* _ASSIGNMENT_: Copy exactly the lines that run from the one containing "Read all visible content and emit it as JSON." through the end of the entries, both ends included.
··· RECORDED INFORMATION
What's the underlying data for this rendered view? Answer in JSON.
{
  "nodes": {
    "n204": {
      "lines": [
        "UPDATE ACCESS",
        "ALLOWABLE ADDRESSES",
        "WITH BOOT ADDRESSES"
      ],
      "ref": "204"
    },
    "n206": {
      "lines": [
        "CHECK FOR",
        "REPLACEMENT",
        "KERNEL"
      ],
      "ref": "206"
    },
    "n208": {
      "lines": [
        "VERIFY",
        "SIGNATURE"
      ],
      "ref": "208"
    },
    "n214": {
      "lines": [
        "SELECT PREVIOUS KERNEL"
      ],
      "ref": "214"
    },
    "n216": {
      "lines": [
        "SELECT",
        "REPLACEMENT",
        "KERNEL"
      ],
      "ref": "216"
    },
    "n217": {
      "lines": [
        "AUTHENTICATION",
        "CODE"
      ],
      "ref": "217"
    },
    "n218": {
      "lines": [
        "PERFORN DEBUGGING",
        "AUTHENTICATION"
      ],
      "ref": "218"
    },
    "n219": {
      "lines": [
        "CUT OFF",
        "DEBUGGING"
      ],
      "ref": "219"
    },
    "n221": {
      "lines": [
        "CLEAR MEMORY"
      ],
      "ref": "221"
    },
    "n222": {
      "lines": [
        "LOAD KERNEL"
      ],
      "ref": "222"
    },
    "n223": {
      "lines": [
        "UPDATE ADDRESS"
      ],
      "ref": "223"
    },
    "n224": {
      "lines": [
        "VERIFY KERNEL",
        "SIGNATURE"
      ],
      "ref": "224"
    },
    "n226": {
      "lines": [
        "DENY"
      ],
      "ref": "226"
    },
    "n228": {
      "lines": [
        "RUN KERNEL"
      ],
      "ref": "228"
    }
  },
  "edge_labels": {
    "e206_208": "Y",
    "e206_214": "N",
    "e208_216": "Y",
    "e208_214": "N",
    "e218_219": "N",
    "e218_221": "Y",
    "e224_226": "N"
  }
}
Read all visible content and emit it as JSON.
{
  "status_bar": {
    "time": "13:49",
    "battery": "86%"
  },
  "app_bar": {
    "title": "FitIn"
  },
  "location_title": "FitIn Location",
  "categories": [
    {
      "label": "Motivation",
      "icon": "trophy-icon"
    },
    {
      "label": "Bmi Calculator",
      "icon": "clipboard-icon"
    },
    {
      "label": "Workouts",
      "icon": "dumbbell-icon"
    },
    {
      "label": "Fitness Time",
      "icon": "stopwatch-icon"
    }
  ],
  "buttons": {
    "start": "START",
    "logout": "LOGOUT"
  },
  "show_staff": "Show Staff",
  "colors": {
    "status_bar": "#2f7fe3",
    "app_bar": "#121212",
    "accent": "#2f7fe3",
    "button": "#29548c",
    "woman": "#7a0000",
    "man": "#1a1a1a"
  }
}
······
* _SOLUTION FOR THIS TASK_:
Read all visible content and emit it as JSON.
{
  "status_bar": {
    "time": "13:49",
    "battery": "86%"
  },
  "app_bar": {
    "title": "FitIn"
  },
  "location_title": "FitIn Location",
  "categories": [
    {
      "label": "Motivation",
      "icon": "trophy-icon"
    },
    {
      "label": "Bmi Calculator",
      "icon": "clipboard-icon"
    },
    {
      "label": "Workouts",
      "icon": "dumbbell-icon"
    },
    {
      "label": "Fitness Time",
      "icon": "stopwatch-icon"
    }
  ],
  "buttons": {
    "start": "START",
    "logout": "LOGOUT"
  },
  "show_staff": "Show Staff",
  "colors": {
    "status_bar": "#2f7fe3",
    "app_bar": "#121212",
    "accent": "#2f7fe3",
    "button": "#29548c",
    "woman": "#7a0000",
    "man": "#1a1a1a"
  }
}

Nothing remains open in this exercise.